1) Plugins are containers, but not Docker Containers:
Docker documentation specifies plugins as out-of-process because they do not operate under the umbrella of Docker Engine. Why? Plugins are containers that are run natively via containerd, the low level component that implements container execution and provides process management.
Plugins operate in isolation from Docker Engine. They are invisible to familiar tools including
docker ps. And, plugins do not have access to many of Docker’s value added features including secrets management. For some, this is a cause for concern. We particularly enjoy the comedy of this tweet:
“docker plugins is the most infuriating feature I’ve seen yet. It is wrong on so many levels. it’s a parallel universe for containers.” – Darren Shepherd (Rancher) [link]
To be honest, there is some truth to his statement. Plugins do represent a parallel universe for containers, from a management perspective. However, after several years of working with Docker volumes, including solutions that pre-date plugins and even the volume API, we can say that the pros outweighs the cons.
Here’s what’s really great about Plugins:
- Boot order dependencies for plugins improve overall reliability of Docker volumes. Now, Docker containers that depend on volume drivers should no longer fail due to startup races with the associated volume driver. The pre-plugin solution to this problem required a messy interaction of timed retries… which was truly a poor solution in our book.
- Docker can now gracefully shutdown when containers have external volume dependencies. Termination ordering ensures that volume plugins will not be stopped before the containers that depend on them.

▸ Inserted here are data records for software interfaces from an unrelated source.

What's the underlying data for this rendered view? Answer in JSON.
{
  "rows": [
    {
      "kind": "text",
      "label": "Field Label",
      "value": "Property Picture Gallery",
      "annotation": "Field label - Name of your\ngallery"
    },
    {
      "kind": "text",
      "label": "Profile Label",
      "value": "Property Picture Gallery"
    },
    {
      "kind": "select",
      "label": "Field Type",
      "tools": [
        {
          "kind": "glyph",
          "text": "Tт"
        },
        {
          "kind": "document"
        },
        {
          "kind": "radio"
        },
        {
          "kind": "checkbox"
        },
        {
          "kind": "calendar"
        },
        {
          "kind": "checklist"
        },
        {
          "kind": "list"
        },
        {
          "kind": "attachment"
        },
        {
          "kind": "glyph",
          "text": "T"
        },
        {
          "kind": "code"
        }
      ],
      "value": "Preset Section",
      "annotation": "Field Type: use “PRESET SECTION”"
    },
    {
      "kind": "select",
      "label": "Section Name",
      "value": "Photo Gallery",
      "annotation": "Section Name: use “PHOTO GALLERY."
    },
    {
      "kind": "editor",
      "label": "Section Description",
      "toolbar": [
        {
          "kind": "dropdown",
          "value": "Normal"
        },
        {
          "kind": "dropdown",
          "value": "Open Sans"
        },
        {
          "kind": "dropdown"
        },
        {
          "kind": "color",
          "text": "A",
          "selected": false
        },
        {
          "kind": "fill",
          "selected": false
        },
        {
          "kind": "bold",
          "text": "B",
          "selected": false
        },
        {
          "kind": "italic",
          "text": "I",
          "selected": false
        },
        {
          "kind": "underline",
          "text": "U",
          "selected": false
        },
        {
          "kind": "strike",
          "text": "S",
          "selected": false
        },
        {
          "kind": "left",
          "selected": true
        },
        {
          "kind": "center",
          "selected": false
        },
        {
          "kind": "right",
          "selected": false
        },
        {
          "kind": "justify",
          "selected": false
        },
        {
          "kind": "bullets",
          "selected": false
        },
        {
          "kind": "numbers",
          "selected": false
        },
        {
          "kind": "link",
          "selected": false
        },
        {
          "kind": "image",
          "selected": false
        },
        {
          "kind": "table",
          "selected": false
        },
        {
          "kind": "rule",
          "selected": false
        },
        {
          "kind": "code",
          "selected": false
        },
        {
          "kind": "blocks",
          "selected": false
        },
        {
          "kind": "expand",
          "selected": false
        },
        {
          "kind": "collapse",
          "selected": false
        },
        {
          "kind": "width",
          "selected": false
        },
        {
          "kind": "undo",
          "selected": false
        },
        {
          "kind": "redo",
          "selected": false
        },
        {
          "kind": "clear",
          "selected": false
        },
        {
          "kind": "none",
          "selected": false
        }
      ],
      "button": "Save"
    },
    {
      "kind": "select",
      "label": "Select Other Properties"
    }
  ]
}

- Plugins operate in isolation. This prevents users from accidentally deleting or stopping volume drivers: out of sight, out of mind!
2) Plugins operate in isolation and have dedicated tools
As described above, plugins are native containerd containers. You administer them using a special purpose tool.
docker plugin provides one-stop shopping for installing, enabling, disabling, enumerating and upgrading plugins (special thanks to Docker folks for hearing our plea for the need to include upgrade support).
$ docker plugin --help Usage: docker plugin COMMAND Manage plugins Options: --help Print usage Commands: create Create a plugin from a rootfs and configuration. disable Disable a plugin enable Enable a plugin inspect Display detailed information on one or more plugins install Install a plugin ls List plugins push Push a plugin to a registry rm Remove one or more plugins set Change settings for a plugin upgrade Upgrade an existing plugin
One notable consequence of the plugin architecture, which is also listed as a benefit above, is plugin isolation. You cannot
docker exec into a plugin container. This presents challenges for accessing extended management functions offered by full-featured plugins. The Blockbridge Volume Plugin solves this by exposing an API endpoint which can be accessed using a containerized management tool (i.e., volume control). In the end, we think this delivers the best of both worlds: the plugin operates in isolation while extended management controls are available via standard docker container. See, sometimes change is a good thing.
3) Pitfall: plugin names are binding
There is a subtle detail of the current implementation of volume plugins that is sure to cause some pain. When a volume is provisioned, it is associated with the name of the driver that created it. By default, the driver name is the full plugin name as specified by the image format (ie., user/repo:tag). A consequence of this design is that it effectively binds a volume to a specific version of a plugin (i.e., tag). BE ADVISED: the failure mode is unforgiving. If the volume plugin version changes due to upgrade or is deprecated by the vendor, you lose the ability to enumerate, manage and access those volumes through Docker.
So what’s the solution? ALWAYS specify an
--alias when installing a volume plugin. Choose a unique, descriptive, name to refer to your plugin. And, if you are operating in a Swarm, be sure to
--alias your plugins consistently.
$ docker plugin install --help Usage: docker plugin install [OPTIONS] PLUGIN [KEY=VALUE...] Install a plugin Options: --alias string Local name for plugin --disable Do not enable the plugin on install --disable-content-trust Skip image verification (default true) --grant-all-permissions Grant all permissions necessary to run the plugin --help Print usage